Anchorage $2.21 multiplied by your yacht gross tonnage

Lighthouse $3.00 multiplied by your yacht gross tonnage

Use of Frequency $ 10.35

Format $0.31

International departure $0.028 multiplied by your yacht gross tonnage

Immigration $ 30.00 for the yacht

You should always have a receipt or you may get in trouble at the next Port Captain who may not want to know about the back handing in other ports. We had the choice to pay US$54 for a Zarpe and "Contamination fees" in Floreana, or get off lightly with a stamp on the back of our documents, no receipt and only US$30 charge for that. However, arriving in St.Cruz the Port Captain got extremely upset and yelled at us for 30 minutes before we could explain the situation.
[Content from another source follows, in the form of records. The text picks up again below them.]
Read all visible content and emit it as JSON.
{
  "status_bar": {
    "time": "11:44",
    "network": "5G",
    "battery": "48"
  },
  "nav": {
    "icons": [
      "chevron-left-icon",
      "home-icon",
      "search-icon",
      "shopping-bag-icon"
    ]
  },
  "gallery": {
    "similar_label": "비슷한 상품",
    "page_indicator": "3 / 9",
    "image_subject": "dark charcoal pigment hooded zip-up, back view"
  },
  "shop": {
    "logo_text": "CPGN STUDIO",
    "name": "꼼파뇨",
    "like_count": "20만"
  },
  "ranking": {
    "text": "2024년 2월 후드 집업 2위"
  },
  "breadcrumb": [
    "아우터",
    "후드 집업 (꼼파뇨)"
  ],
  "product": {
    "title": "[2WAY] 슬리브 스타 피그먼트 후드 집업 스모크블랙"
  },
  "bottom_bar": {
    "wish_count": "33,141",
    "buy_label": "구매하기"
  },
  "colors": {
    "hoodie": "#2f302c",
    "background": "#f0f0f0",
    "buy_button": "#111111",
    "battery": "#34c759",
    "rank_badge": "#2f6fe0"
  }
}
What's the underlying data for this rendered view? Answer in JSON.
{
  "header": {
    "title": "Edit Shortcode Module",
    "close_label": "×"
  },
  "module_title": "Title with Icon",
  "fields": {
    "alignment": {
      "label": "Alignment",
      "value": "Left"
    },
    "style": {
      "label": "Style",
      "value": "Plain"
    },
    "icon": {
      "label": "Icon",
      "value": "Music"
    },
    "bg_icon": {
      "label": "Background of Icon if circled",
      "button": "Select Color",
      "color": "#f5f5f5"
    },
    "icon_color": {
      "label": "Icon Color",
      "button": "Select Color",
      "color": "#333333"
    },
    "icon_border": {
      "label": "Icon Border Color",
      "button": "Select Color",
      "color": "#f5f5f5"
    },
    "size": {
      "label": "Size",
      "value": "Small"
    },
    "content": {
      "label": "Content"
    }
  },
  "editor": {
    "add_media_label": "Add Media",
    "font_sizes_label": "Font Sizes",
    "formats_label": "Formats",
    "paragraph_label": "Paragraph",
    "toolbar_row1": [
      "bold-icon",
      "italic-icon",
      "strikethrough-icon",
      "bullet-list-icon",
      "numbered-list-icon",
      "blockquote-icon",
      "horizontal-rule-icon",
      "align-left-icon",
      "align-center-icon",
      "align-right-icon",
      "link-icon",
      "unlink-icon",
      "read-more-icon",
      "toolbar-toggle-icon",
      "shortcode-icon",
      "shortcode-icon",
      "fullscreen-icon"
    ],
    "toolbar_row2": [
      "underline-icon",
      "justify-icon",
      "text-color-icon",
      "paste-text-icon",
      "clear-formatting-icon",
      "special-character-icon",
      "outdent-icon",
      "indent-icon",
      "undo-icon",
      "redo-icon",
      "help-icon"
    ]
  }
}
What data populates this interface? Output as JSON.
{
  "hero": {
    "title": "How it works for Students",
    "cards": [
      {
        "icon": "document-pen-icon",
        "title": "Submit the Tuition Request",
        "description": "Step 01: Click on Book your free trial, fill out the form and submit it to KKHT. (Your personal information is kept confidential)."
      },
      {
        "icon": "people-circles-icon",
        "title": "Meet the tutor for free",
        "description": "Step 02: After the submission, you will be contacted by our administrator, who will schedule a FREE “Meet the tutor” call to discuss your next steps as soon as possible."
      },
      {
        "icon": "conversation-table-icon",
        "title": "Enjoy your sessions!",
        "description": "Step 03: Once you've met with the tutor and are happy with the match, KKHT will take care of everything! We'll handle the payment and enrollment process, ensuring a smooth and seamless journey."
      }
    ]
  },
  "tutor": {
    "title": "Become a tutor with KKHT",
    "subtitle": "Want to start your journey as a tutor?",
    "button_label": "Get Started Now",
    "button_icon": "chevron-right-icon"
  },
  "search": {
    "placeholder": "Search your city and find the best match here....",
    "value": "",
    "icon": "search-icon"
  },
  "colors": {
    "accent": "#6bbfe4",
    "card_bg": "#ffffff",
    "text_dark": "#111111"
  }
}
We thought yelling at the Port Capt. of Floreana would have been more appropriate.

In any case, if you would want to do it all legally, you always go to the Port Capt. on arrival and before departure. Every stop at any port will cost you approximately 50 US in addition to your initial arrival charges at the first port of call in the Galapagos. Leaving a port you should have a Zarpe and "Contamination" document for the next port, as we sailors tend to contaminate every port we visit, don´t we. Quite amusing is also the "Frequency Fee" which gives you the official right to pollute the fresh Galapagos air with your VHF calls. That is, if you can find a free minute on Channel 16 while the locals don´t use it.

Don´t get us wrong, Galapagos is a favourite of ours, but the administration has completely got out of hands and yachts are treated rudely and impolite especially in St.Cruz.

Tom Mueller, s/v Mizmae